By MARTY CLEAR
If you remember the Bay Ballet Theater from the mid '90s, then perhaps you'll also remember one of its most famous works, Gaspar: A Pirate Fantasy, created by artistic director Christopher Fleming.
Seventeen years after its premiere, Fleming and Gaspar are back for another run.
"It's going to be an annual event," Fleming said. "We've already booked (the theater) for next year. We want this to be Tampa Bay's Nutcracker."
Fleming, who had left Bay Ballet before it folded, has worked all over the world since he left Tampa. For the past year, he has headed Ballet Fleming in Philadelphia.
He brought eight Ballet Fleming dancers here to take the principal roles in Gaspar, and rounded out the 40-person cast with students from Patel Conservatory, Blake High School and the Pinellas County Center for the Arts at Gibbs High School.
Naturally, the ballet is based on the legend of Jose Gaspar, the pirate who supposedly invaded Tampa. But Fleming decided not to try to sort out fact from fiction when he wrote the story for his ballet.
"I made it up," he said. "It's easier."
In Fleming's story, a young woman who is the ward of the pirate-hating viceroy of Tampa falls in love with Gaspar at a masquerade. But she soon notices that Gaspar wears a locket identical to one the viceroy has. Turns out Gaspar is the long-lost son of the viceroy.
Fleming said he hasn't made any major changes to the work since its first performances in 1994. But with higher-caliber dancers and more rehearsal time, he thinks this version will be better.
One especially noticeable improvement, he said, is in the music. Although it's the same score, by local cardiologist/composer David Goldstein, technological advances allow the electronic instruments to offer a warmer, richer sound than 17 years ago.

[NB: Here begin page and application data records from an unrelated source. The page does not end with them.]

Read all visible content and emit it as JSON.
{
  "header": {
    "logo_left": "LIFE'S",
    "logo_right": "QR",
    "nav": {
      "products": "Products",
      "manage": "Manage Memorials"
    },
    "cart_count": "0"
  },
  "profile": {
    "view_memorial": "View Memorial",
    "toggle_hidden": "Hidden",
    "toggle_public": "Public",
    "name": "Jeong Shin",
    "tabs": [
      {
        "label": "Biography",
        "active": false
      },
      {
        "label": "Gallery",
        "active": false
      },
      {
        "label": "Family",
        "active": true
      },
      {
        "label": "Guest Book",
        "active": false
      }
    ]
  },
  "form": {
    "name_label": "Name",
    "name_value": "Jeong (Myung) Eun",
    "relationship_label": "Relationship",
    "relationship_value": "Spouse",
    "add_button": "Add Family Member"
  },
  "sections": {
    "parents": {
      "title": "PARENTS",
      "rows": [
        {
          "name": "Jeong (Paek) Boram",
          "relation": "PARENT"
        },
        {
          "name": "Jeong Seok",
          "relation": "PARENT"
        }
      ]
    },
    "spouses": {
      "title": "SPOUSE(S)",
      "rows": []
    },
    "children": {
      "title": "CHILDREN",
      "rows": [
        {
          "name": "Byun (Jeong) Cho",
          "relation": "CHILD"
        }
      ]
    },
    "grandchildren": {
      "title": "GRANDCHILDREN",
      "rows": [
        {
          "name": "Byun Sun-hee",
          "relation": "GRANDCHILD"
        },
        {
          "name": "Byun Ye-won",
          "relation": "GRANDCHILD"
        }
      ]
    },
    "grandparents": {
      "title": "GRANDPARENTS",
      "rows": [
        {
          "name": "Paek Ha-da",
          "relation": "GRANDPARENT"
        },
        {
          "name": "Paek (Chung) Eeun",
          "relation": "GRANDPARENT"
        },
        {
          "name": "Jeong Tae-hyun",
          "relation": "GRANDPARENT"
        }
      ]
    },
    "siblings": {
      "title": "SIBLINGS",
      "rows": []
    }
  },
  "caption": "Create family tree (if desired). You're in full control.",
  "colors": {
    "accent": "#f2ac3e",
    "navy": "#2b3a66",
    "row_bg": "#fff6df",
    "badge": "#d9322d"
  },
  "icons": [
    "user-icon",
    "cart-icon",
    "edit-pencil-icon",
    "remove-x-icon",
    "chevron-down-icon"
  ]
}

It was a dancer from that original production, Sharon Sanchez, who provided the impetus for bringing Gaspar back to life.
Sanchez, who lives in Treasure Island, wanted to enhance the presence of the arts in Tampa's Gasparilla weekend. Gaspar gives student dancers from both sides of the bay invaluable experience, Sanchez said, and the proceeds go to three local charities, Operation Homefront, Drew's Shoes and the Tampa Bay chapter of the American Red Cross.
"It's all about the community," Sanchez said. "And besides, it means we won't lose this wonderful ballet."